Our mango delta-8 gummies provide 50 milligrams of delta-8 each — they really pack a punch! In addition to being delicious, these gummies are all-natural, vegan, and gluten-free. If you’re looking for something potent, this is it.
Delta-8 THC moonrocks
Delta-8 infused moonrocks are one of the most unique delta-8 products available on the market today. They’re a twist on the classic high-THC moonrock, which is comprised of cannabis buds coated in distillate and then powdered with isolate.
Our infused moonrocks feature Bubba Kush hemp flower, coated in delta-8 distillate and then truly coated with 99.9% pure CBD isolate. Getting into the right headspace has never been easier.
D-8 vape cartridges present a wonderful way to experience the entourage effect. Our "Ultimate Trifecta" cartridges contain CO2-extracted CBD distillate, high-CBG hemp plant extract, and delta-8 distillate in a super convenient format! This combination is designed to fully activate the entourage effect and have you feeling amazing. It even tastes delicious — the flavor is natural and subtly sweet.
Other delta-8 products
Check out Black Tie’s full selection of delta-8 THC products here. There’s something for everybody!
Delta-9 vs. delta-8: summing things up
Delta-9 and delta-8 sound pretty similar, but they couldn’t be much more different. Many people that delta-8 THC provides an impressive amount of inner balance — and a hefty dose of good vibes.
In other good news, delta-8 THC remains legal in most of the United States. It can be freely enjoyed by anyone over the age of 18 who wants to feel better. Discover the delta-8 difference for yourself today.
Delta-8 VS Delta-9. What is the difference?
Delta-8 THC is the primary active ingredient in cannabis, first isolated by Dr. Raphael Mechoulam in 1964. Delta-9 THC is 'weaker' than Delta-8 because it has a lower binding affinity to the cannabinoid receptor CB1 that mainly mediated the psychoactive effects of smoking or eating cannabis. Both are very similar molecules but Delta-9 is missing a Carbon atom.
Is Delta 8 just as good as Delta 9?
Delta-9 is more psychoactive on its own than Delta-8, but when they are both combined in equal amounts one can experience the same effect.
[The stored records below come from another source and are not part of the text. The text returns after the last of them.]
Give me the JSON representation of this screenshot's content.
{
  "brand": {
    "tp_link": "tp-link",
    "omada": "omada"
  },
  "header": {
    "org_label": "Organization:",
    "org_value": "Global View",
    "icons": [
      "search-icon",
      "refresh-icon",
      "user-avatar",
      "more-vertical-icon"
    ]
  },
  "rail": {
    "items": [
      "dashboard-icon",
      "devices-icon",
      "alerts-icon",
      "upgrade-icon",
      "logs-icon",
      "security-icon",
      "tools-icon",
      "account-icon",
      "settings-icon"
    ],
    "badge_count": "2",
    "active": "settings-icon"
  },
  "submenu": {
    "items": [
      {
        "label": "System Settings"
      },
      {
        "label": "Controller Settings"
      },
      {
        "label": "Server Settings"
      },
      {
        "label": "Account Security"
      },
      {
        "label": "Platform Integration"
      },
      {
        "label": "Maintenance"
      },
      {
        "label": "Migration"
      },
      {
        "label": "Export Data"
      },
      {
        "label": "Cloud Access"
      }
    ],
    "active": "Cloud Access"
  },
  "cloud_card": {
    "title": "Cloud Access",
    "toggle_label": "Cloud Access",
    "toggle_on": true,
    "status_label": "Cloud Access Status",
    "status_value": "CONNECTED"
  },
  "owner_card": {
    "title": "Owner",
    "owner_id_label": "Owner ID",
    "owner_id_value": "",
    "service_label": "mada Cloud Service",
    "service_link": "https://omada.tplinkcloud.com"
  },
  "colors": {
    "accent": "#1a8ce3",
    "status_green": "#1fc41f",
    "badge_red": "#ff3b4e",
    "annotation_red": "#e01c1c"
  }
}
One of the most common combinations is 1 gram of hash oil (a 20:1 ratio) mixed with 0.5 grams of regular (decarboxylated) cannabis which contains mainly THC-acid (a 1:20 ratio). This means that the hash oil is 10 times stronger than regular weed.
Why is Delta 8 legal and not Delta 9?
The reason for this is that Delta-8 is legal because it does not have the same 'psychoactive' or 'intoxicating' effects on users.
Is Delta 8 legal in all states?
No, it is only legal in some states: Arizona, Delaware, Florida, Illinois, Indiana, Iowa (only for people who suffer from epilepsy), Kentucky, Louisiana, Maryland (for research purposes only; patients taking the drug must be registered with the health department and be prescribed medical marijuana by a doctor who has an established relationship with you), Minnesota, Mississippi, Missouri, North Carolina, Ohio (only for people who suffer from epilepsy), Oklahoma, Pennsylvania, South Dakota, Tennessee, Utah, and Wisconsin.